Check every line of the entries below for "type", and copy the lines that have it.

Segment Start: Exercise inputs

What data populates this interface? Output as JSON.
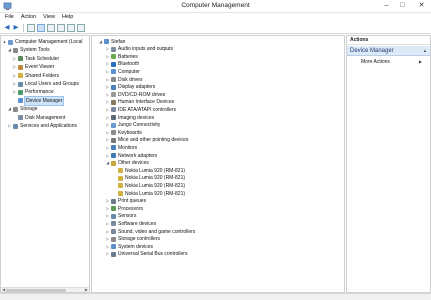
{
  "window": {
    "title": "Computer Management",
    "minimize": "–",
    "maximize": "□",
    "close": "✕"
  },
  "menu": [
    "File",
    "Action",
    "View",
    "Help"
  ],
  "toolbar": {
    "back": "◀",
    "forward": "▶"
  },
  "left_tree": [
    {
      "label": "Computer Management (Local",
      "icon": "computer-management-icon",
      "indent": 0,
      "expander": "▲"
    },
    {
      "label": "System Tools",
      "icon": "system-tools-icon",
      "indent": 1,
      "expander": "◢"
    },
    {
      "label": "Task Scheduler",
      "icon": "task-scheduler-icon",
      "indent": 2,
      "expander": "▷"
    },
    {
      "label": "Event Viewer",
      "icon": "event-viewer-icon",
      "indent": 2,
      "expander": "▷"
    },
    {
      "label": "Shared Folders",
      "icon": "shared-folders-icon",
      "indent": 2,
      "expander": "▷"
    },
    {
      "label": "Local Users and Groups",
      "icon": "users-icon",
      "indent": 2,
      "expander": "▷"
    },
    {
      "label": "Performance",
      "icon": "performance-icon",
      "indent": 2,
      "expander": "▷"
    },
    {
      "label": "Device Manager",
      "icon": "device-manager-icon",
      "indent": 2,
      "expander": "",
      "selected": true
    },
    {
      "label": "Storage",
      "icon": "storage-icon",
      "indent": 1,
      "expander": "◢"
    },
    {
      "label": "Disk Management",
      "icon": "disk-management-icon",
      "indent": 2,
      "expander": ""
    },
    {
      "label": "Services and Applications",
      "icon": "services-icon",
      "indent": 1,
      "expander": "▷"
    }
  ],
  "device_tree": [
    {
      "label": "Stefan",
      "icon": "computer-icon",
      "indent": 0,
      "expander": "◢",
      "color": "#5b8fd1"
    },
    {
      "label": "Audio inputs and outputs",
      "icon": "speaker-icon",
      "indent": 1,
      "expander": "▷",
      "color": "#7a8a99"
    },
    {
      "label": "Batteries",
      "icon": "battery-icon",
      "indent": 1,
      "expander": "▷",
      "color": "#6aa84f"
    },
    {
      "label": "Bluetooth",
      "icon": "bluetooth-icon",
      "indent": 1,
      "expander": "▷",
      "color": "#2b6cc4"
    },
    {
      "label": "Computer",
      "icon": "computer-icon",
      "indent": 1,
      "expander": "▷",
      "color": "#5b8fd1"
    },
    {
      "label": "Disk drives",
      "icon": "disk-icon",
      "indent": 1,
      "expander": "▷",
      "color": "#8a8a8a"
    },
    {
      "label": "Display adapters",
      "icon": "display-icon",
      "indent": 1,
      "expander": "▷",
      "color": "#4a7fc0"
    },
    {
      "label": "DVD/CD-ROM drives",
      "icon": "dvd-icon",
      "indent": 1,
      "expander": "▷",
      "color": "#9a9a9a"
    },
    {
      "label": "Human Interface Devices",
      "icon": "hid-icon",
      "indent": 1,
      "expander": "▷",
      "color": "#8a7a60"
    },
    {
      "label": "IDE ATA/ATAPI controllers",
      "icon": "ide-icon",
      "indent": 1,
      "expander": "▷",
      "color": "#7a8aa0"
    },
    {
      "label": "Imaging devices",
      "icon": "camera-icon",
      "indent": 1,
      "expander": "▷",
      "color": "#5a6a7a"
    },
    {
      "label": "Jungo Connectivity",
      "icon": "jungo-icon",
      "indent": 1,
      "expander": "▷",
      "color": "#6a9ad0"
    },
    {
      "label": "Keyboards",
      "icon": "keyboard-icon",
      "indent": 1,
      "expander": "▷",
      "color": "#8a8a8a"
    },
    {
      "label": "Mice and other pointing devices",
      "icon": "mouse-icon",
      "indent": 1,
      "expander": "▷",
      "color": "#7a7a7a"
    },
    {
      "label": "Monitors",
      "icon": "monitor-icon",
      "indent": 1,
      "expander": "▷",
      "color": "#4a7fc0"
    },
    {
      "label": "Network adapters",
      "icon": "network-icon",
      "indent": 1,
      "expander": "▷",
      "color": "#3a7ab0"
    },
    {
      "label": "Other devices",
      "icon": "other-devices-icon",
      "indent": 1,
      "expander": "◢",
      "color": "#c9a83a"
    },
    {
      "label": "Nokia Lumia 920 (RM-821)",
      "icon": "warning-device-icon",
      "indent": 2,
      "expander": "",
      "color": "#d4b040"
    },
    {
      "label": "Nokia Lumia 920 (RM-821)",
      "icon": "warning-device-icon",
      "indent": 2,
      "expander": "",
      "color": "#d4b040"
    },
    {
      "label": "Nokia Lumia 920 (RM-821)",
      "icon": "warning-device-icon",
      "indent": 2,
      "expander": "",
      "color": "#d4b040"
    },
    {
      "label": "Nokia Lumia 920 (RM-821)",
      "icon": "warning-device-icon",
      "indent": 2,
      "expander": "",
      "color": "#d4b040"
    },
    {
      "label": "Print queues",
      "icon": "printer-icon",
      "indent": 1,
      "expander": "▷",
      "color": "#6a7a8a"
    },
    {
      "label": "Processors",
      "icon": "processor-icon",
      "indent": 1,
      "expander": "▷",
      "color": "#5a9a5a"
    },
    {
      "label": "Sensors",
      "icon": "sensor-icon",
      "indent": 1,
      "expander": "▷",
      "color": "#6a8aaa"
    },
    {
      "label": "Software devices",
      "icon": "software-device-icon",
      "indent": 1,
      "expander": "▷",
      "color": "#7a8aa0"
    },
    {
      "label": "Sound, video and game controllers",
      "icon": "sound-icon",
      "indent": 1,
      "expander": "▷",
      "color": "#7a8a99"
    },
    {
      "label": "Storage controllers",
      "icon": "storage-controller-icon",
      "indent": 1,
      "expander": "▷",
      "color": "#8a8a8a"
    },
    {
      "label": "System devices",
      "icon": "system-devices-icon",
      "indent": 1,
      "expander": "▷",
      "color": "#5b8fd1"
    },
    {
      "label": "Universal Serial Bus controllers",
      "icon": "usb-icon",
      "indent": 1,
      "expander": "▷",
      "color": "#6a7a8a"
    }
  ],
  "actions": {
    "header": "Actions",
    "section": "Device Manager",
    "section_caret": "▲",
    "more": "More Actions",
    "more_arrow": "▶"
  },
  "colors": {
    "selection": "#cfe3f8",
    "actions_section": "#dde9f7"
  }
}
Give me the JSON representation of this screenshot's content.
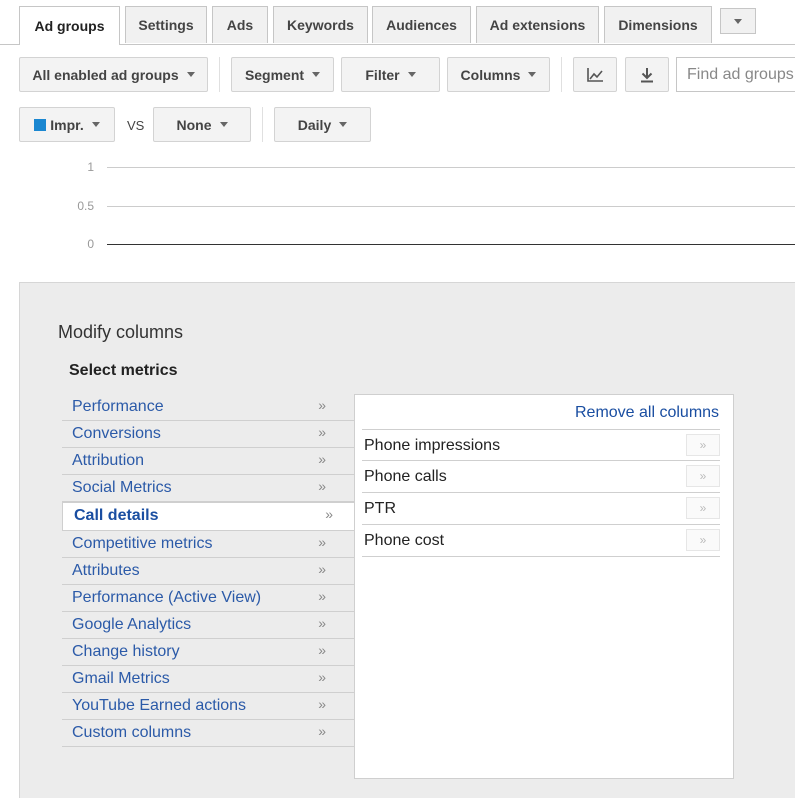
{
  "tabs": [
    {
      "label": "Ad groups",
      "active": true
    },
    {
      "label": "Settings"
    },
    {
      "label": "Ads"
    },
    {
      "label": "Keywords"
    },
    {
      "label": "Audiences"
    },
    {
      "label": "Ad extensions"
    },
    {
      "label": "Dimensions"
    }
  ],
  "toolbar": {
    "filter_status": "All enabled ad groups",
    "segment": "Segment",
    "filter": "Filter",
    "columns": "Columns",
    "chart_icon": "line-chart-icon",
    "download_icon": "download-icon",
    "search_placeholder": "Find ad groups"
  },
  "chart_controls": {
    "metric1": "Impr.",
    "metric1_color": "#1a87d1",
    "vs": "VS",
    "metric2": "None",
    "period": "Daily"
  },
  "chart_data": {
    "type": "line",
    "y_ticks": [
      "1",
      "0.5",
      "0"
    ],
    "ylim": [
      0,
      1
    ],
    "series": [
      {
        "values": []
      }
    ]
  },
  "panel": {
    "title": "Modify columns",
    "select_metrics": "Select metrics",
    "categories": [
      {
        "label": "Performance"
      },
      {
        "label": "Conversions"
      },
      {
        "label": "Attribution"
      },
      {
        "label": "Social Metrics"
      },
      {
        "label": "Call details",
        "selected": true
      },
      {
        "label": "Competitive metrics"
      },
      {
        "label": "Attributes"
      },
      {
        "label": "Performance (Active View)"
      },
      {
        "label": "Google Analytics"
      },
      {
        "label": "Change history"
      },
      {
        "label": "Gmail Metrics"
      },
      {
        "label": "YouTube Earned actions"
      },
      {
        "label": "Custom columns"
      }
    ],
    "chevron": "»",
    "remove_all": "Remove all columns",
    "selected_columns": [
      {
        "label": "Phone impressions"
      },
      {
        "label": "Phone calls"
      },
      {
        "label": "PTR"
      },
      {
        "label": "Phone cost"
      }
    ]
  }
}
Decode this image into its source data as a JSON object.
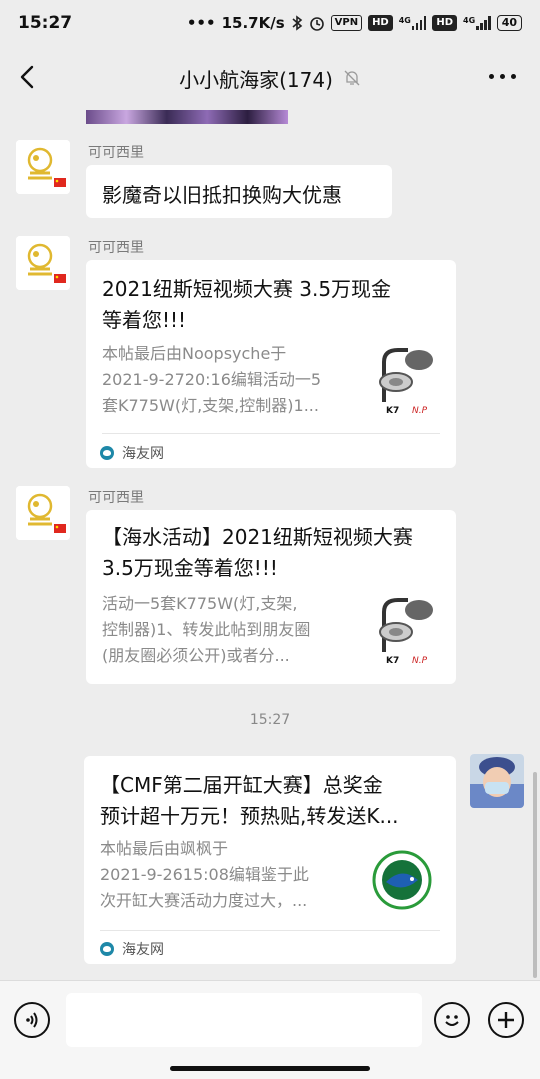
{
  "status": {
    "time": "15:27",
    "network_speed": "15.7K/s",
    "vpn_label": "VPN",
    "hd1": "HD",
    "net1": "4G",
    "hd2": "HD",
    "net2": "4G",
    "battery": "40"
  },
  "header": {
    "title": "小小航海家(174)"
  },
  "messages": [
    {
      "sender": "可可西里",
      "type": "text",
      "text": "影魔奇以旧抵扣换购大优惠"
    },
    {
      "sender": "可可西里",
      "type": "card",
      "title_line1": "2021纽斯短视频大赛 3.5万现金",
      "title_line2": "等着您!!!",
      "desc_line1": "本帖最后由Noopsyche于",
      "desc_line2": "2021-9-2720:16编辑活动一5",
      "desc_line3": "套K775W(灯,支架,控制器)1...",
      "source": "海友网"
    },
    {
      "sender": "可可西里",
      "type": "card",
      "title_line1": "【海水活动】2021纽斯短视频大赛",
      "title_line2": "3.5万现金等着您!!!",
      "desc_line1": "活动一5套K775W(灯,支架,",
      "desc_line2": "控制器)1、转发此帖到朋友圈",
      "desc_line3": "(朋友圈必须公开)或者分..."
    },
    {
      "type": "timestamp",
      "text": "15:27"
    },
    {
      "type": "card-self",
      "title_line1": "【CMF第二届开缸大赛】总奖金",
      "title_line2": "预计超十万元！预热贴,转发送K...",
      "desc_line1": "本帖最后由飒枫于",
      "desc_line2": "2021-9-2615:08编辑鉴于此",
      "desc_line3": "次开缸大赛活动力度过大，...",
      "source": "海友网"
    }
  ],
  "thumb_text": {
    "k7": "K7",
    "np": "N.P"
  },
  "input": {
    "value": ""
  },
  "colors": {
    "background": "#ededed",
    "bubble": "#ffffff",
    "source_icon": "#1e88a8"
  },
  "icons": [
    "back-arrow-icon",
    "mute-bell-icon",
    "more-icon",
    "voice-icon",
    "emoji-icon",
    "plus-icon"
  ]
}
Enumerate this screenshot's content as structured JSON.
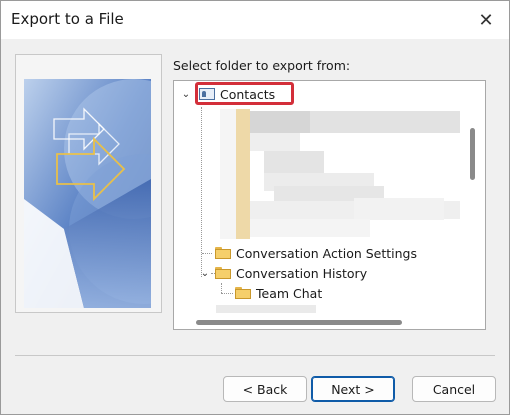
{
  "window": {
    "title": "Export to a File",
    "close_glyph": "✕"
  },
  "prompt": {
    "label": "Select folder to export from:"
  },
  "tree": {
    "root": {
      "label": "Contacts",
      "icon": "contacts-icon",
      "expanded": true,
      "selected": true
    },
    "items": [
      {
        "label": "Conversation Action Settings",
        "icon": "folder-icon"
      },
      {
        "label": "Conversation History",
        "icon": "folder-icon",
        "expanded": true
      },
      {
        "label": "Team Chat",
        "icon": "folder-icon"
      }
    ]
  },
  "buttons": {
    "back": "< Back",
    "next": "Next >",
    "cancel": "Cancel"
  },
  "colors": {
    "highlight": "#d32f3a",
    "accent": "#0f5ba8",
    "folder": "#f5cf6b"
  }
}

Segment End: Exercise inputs

§ Answer to the exercise
    "type": "line",
      "type": "text",
      "type": "card",
      "type": "card",
      "type": "timestamp",
      "type": "card-self",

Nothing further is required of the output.